Officials with the Consumer Product Safety Commission (CPSC) recently approved new safety standards for bassinets and cradles. These new standards are going to be used to help to prevent injuries and death that can result from poorly designed or utilized consumer products.
From 2007 to 2012, there were close to 150 children who were killed in faulty cradles and bassinets. The CPSC is aware of more than 450 reported incidents during the studied time period.
Our child injury attorneys in North Carolina understand that, small, cozy, and portable, a bassinet might seem like the perfect place to put your baby. But regardless of how cute, your bassinet won’t get that much use since babies outgrow them by about 4 months of age. In addition, a crib is the safest place for a baby to sleep.
But if you’re going to use a bassinet, doing so correctly is vital to keeping your infant safe.
The new standards will provide a clarification on the scope of the cradle/bassinet regulations. There are also required changes to the pass/pail criteria for the test on mattress flatness and an exemption from the mattress flatness requirement for bassinets that are less than 15 inches across. There will be an addition of a removable bassinet bed stability requirement. Lastly, there will be alterations to the stability test procedure. Now, officials with be required to use a newborn CAMI dummy instead of an infant CAMI dummy.
The new standard will be effective six months after a final rule is published in the Federal Register. Manufacturers will be allowed an additional 12 months to comply with the provision for removable bassinet beds.

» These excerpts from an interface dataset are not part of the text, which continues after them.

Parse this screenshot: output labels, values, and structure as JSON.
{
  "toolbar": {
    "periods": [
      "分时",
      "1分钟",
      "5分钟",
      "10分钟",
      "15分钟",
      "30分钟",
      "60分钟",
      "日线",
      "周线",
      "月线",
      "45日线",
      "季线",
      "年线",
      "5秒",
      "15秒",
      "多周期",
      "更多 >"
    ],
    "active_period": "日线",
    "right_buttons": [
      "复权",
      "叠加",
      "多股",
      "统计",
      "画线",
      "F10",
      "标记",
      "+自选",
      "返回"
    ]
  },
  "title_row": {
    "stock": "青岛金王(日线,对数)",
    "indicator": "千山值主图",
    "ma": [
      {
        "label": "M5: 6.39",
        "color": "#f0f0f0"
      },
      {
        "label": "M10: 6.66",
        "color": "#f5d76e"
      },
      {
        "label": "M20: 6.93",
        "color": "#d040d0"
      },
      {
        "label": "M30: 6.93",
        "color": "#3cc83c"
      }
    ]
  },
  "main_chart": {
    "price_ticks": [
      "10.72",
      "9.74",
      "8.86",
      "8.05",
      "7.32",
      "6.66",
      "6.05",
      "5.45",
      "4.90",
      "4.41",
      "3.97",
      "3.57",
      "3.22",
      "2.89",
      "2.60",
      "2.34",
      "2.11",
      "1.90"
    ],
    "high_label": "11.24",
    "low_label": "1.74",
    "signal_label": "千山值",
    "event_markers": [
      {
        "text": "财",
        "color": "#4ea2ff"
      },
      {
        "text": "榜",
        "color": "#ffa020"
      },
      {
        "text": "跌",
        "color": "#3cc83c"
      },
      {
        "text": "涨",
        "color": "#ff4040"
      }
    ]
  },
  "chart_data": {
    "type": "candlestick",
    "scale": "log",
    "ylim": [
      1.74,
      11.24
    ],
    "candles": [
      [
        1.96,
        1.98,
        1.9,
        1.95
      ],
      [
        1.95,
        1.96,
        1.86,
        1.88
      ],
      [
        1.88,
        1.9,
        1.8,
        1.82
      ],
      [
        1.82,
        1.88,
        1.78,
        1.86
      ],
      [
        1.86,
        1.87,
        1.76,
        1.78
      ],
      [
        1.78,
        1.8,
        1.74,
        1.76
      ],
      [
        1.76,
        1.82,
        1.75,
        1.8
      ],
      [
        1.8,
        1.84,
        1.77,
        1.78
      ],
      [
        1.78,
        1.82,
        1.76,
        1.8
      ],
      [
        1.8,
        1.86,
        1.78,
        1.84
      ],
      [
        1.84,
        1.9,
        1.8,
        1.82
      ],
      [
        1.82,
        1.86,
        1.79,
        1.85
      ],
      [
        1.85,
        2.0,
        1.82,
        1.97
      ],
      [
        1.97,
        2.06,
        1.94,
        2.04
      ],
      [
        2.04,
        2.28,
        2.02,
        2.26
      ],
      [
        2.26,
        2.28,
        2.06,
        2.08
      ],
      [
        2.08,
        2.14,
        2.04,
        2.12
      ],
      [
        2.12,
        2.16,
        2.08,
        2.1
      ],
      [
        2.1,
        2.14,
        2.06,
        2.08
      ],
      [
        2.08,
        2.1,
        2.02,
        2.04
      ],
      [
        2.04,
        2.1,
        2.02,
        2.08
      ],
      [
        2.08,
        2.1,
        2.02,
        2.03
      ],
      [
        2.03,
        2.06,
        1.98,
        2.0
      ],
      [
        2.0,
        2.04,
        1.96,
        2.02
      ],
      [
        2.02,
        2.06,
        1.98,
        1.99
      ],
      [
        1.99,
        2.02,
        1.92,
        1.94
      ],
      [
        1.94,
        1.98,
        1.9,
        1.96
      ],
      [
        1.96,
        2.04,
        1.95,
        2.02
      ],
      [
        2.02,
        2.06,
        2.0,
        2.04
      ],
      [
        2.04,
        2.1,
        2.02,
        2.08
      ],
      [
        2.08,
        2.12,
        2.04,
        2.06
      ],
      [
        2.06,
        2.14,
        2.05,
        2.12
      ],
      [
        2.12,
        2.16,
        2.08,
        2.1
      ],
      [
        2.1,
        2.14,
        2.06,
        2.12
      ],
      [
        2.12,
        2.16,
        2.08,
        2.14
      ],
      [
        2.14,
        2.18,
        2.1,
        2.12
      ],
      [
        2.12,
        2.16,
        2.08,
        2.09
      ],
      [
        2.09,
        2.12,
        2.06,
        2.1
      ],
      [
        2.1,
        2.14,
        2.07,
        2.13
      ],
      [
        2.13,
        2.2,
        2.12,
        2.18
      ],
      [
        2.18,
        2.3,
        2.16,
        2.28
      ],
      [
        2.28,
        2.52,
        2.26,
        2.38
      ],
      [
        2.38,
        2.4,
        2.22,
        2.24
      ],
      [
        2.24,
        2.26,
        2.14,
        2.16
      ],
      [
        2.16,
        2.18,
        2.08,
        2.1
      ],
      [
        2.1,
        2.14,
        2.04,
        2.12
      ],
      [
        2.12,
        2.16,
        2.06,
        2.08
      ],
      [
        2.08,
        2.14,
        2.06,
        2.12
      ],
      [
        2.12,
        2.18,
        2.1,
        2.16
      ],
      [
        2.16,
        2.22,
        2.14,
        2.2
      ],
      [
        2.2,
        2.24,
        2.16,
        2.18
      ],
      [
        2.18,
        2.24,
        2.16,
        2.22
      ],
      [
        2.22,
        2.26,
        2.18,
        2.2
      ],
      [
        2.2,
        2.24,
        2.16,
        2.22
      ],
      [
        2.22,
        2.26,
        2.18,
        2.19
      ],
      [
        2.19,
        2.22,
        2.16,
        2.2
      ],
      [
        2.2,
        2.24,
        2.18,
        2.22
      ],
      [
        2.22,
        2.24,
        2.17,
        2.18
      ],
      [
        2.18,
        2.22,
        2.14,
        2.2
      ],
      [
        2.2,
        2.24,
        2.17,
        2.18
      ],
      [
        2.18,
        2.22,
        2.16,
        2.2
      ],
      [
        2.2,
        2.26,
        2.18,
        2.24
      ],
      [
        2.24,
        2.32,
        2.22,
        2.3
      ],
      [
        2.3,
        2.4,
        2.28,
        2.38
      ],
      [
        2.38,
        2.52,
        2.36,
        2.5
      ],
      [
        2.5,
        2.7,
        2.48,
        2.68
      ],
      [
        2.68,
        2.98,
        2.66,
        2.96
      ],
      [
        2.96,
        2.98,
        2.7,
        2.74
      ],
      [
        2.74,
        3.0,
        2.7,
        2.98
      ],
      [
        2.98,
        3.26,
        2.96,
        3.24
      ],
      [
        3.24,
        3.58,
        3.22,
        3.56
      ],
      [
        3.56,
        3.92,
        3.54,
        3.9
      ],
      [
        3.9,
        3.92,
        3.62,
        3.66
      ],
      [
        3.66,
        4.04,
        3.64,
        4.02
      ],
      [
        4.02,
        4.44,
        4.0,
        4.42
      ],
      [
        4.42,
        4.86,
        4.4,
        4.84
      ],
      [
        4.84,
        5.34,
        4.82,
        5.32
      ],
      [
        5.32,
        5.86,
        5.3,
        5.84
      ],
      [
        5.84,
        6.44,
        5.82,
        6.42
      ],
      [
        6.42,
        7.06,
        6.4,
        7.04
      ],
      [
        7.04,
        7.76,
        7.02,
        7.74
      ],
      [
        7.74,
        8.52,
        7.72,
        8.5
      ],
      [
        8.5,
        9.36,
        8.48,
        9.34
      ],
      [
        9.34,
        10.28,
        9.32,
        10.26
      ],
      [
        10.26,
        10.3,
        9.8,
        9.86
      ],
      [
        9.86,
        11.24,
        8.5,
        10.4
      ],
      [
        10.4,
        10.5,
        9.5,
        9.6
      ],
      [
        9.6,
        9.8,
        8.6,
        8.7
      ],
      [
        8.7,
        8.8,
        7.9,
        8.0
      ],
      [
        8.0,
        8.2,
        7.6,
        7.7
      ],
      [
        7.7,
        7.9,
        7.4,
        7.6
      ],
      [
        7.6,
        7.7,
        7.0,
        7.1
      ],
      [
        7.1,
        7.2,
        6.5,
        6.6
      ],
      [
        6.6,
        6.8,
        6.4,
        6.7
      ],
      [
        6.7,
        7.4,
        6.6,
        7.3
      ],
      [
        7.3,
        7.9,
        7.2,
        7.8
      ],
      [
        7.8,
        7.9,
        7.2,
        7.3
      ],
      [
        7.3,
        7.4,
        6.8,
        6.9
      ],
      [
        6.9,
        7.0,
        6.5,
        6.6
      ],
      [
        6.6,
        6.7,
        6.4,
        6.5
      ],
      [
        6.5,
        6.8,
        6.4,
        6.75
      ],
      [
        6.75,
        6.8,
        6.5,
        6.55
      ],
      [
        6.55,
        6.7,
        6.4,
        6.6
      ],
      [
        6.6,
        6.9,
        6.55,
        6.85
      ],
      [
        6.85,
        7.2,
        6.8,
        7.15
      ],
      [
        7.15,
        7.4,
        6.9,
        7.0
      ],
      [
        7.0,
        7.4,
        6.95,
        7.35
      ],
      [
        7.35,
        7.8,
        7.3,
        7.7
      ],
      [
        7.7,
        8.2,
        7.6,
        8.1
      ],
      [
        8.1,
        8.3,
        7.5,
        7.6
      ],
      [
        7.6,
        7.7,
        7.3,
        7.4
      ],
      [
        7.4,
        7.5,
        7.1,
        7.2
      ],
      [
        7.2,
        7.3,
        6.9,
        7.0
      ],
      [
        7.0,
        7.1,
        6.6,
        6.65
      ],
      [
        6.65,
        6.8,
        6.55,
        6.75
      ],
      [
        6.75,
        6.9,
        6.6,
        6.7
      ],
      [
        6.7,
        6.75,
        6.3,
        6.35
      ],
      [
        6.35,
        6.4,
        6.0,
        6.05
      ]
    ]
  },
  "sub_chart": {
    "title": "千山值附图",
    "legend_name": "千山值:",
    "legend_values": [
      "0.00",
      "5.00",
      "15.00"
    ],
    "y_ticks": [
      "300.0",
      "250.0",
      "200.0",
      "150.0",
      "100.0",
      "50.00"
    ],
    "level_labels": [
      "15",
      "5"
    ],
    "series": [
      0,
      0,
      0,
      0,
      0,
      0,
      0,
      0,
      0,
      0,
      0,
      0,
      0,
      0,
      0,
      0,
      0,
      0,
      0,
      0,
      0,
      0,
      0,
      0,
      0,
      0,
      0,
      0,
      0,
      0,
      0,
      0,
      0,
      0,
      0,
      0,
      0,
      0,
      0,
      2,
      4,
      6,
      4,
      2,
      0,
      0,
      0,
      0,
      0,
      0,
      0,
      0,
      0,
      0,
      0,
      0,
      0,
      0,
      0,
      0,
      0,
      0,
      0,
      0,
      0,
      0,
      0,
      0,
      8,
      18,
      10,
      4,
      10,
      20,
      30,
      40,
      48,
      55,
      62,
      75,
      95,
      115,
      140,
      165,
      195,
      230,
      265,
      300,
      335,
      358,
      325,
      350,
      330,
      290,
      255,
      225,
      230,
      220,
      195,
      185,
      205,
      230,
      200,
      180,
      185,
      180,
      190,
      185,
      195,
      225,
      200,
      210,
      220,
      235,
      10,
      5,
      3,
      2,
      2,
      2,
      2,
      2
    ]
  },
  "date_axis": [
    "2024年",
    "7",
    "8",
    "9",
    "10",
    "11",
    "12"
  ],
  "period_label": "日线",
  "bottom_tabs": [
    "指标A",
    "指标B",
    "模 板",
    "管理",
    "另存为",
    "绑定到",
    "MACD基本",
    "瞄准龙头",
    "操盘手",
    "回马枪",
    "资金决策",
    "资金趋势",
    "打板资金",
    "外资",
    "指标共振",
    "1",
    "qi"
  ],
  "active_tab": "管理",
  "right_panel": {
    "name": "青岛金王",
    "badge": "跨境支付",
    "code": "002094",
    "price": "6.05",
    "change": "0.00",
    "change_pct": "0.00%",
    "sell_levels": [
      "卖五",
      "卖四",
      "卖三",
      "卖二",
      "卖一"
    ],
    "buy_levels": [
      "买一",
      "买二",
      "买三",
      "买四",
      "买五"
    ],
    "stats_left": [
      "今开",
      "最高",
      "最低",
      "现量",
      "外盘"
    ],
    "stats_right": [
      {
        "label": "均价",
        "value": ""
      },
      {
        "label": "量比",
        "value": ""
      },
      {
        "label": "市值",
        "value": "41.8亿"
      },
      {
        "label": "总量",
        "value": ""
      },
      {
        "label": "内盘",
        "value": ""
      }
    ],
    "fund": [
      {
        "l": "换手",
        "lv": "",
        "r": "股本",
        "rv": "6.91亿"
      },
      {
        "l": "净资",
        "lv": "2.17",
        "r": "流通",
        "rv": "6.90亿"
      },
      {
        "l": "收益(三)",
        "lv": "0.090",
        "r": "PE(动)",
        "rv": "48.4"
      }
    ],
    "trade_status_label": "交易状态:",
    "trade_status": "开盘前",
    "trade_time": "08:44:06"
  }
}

In 2011, Pediatrics published a study about injuries involving bassinets, playpens, and cribs in the US. The study found that from 1990 to 2008, 181,654 kids under the age of two were treated in ERs for such injuries. The most common cause of these injuries were fall accidents, which have led to head trauma and bone fractures.
If you decide to buy or use a bassinet or cradle, you can’t be too careful.
Here’s what the CPSC advises you to look for in bassinets:
-A sturdy bottom with a wide base.
-Bassinets should have smooth surfaces.
-No hardware should be sticking out of bassinets.
-Mattresses need to be firm and fit tightly.
-Check screws and bolts periodically to ensure they are tight.
-Follow the manufacturer’s guidelines on the appropriate weight and size of babies who
can safely use the bassinet.
Say no to an heirloom cradle or bassinet. It’s a quaint idea to use one that’s been in the family for generations, but chances are it isn’t up to today’s safety standards. Some possible hazards are an overly thick mattress or puffy sides, both suffocation risks, and legs with an old-style latching mechanism that can unexpectedly release.
Your baby will probably outgrow the bassinet or cradle by 4 to 5 months old. To get the most for your money, try a play yard with a removable bassinet and get two useful baby products in one.
If you or your child has been involved in an accident, contact Grimes Teich Anderson LLP. Call 1.800.533.6845. No Attorney Fees Until You’ve Been Paid.
More Blog Entries:
Carolina Dog Bites Have Authorities Urging Caution & Common Sense, North Carolina Personal Injury Lawyer Blog, October 11, 2012
Child Safety and NC School Bus Accidents, North Carolina Personal Injury Lawyer Blog, October 2, 2012